__TASK REQUIREMENTS__: Each record must be printed exactly as given.
= = = =
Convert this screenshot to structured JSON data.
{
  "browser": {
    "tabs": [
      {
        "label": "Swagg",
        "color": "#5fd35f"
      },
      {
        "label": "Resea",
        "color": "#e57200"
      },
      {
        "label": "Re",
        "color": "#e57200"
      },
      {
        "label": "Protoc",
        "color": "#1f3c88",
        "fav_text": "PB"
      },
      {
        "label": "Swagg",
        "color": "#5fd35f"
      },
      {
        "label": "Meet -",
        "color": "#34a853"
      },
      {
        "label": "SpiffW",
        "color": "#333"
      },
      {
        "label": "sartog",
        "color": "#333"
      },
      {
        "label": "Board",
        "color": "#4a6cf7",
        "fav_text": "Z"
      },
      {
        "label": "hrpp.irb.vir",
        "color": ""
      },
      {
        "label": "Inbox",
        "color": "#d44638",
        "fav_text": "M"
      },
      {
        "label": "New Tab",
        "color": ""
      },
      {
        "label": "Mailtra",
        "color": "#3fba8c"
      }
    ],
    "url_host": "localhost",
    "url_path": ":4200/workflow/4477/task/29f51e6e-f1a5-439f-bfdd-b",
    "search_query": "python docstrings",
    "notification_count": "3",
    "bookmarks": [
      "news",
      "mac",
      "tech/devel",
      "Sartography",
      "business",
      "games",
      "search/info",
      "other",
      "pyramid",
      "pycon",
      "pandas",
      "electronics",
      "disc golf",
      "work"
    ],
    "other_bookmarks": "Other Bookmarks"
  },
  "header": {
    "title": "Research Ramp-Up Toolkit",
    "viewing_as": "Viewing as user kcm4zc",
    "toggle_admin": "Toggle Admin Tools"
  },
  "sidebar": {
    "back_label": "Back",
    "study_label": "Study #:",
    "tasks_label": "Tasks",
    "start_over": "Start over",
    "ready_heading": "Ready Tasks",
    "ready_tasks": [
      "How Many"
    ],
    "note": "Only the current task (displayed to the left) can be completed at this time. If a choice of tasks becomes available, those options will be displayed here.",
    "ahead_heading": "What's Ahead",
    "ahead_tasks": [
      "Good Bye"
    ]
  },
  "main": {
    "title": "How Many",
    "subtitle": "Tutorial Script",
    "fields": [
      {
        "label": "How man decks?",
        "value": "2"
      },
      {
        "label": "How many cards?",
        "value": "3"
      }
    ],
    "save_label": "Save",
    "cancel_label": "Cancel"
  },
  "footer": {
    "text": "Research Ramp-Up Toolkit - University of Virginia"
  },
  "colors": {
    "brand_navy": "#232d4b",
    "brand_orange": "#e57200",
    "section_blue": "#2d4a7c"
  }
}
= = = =
__SOLUTION BELOW__:
Convert this screenshot to structured JSON data.
{
  "browser": {
    "tabs": [
      {
        "label": "Swagg",
        "color": "#5fd35f"
      },
      {
        "label": "Resea",
        "color": "#e57200"
      },
      {
        "label": "Re",
        "color": "#e57200"
      },
      {
        "label": "Protoc",
        "color": "#1f3c88",
        "fav_text": "PB"
      },
      {
        "label": "Swagg",
        "color": "#5fd35f"
      },
      {
        "label": "Meet -",
        "color": "#34a853"
      },
      {
        "label": "SpiffW",
        "color": "#333"
      },
      {
        "label": "sartog",
        "color": "#333"
      },
      {
        "label": "Board",
        "color": "#4a6cf7",
        "fav_text": "Z"
      },
      {
        "label": "hrpp.irb.vir",
        "color": ""
      },
      {
        "label": "Inbox",
        "color": "#d44638",
        "fav_text": "M"
      },
      {
        "label": "New Tab",
        "color": ""
      },
      {
        "label": "Mailtra",
        "color": "#3fba8c"
      }
    ],
    "url_host": "localhost",
    "url_path": ":4200/workflow/4477/task/29f51e6e-f1a5-439f-bfdd-b",
    "search_query": "python docstrings",
    "notification_count": "3",
    "bookmarks": [
      "news",
      "mac",
      "tech/devel",
      "Sartography",
      "business",
      "games",
      "search/info",
      "other",
      "pyramid",
      "pycon",
      "pandas",
      "electronics",
      "disc golf",
      "work"
    ],
    "other_bookmarks": "Other Bookmarks"
  },
  "header": {
    "title": "Research Ramp-Up Toolkit",
    "viewing_as": "Viewing as user kcm4zc",
    "toggle_admin": "Toggle Admin Tools"
  },
  "sidebar": {
    "back_label": "Back",
    "study_label": "Study #:",
    "tasks_label": "Tasks",
    "start_over": "Start over",
    "ready_heading": "Ready Tasks",
    "ready_tasks": [
      "How Many"
    ],
    "note": "Only the current task (displayed to the left) can be completed at this time. If a choice of tasks becomes available, those options will be displayed here.",
    "ahead_heading": "What's Ahead",
    "ahead_tasks": [
      "Good Bye"
    ]
  },
  "main": {
    "title": "How Many",
    "subtitle": "Tutorial Script",
    "fields": [
      {
        "label": "How man decks?",
        "value": "2"
      },
      {
        "label": "How many cards?",
        "value": "3"
      }
    ],
    "save_label": "Save",
    "cancel_label": "Cancel"
  },
  "footer": {
    "text": "Research Ramp-Up Toolkit - University of Virginia"
  },
  "colors": {
    "brand_navy": "#232d4b",
    "brand_orange": "#e57200",
    "section_blue": "#2d4a7c"
  }
}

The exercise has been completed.